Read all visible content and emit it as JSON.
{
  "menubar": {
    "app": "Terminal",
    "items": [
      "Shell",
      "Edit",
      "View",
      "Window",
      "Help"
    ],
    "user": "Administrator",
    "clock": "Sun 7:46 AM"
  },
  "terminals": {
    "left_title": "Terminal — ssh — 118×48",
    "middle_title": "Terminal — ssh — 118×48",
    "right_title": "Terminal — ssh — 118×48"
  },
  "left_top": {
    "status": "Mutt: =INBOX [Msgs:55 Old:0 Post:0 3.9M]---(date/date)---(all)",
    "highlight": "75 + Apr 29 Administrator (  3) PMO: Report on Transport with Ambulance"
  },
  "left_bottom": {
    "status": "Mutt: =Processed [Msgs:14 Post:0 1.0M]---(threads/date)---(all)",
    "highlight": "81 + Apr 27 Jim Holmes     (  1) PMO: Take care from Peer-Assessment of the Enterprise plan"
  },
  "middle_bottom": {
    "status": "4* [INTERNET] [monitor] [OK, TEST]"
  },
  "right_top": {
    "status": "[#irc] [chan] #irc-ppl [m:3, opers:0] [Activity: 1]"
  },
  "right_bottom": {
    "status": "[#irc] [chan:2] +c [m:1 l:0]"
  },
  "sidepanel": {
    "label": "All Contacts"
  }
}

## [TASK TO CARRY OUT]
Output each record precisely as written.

## [TASK RESPONSE]
Read all visible content and emit it as JSON.
{
  "menubar": {
    "app": "Terminal",
    "items": [
      "Shell",
      "Edit",
      "View",
      "Window",
      "Help"
    ],
    "user": "Administrator",
    "clock": "Sun 7:46 AM"
  },
  "terminals": {
    "left_title": "Terminal — ssh — 118×48",
    "middle_title": "Terminal — ssh — 118×48",
    "right_title": "Terminal — ssh — 118×48"
  },
  "left_top": {
    "status": "Mutt: =INBOX [Msgs:55 Old:0 Post:0 3.9M]---(date/date)---(all)",
    "highlight": "75 + Apr 29 Administrator (  3) PMO: Report on Transport with Ambulance"
  },
  "left_bottom": {
    "status": "Mutt: =Processed [Msgs:14 Post:0 1.0M]---(threads/date)---(all)",
    "highlight": "81 + Apr 27 Jim Holmes     (  1) PMO: Take care from Peer-Assessment of the Enterprise plan"
  },
  "middle_bottom": {
    "status": "4* [INTERNET] [monitor] [OK, TEST]"
  },
  "right_top": {
    "status": "[#irc] [chan] #irc-ppl [m:3, opers:0] [Activity: 1]"
  },
  "right_bottom": {
    "status": "[#irc] [chan:2] +c [m:1 l:0]"
  },
  "sidepanel": {
    "label": "All Contacts"
  }
}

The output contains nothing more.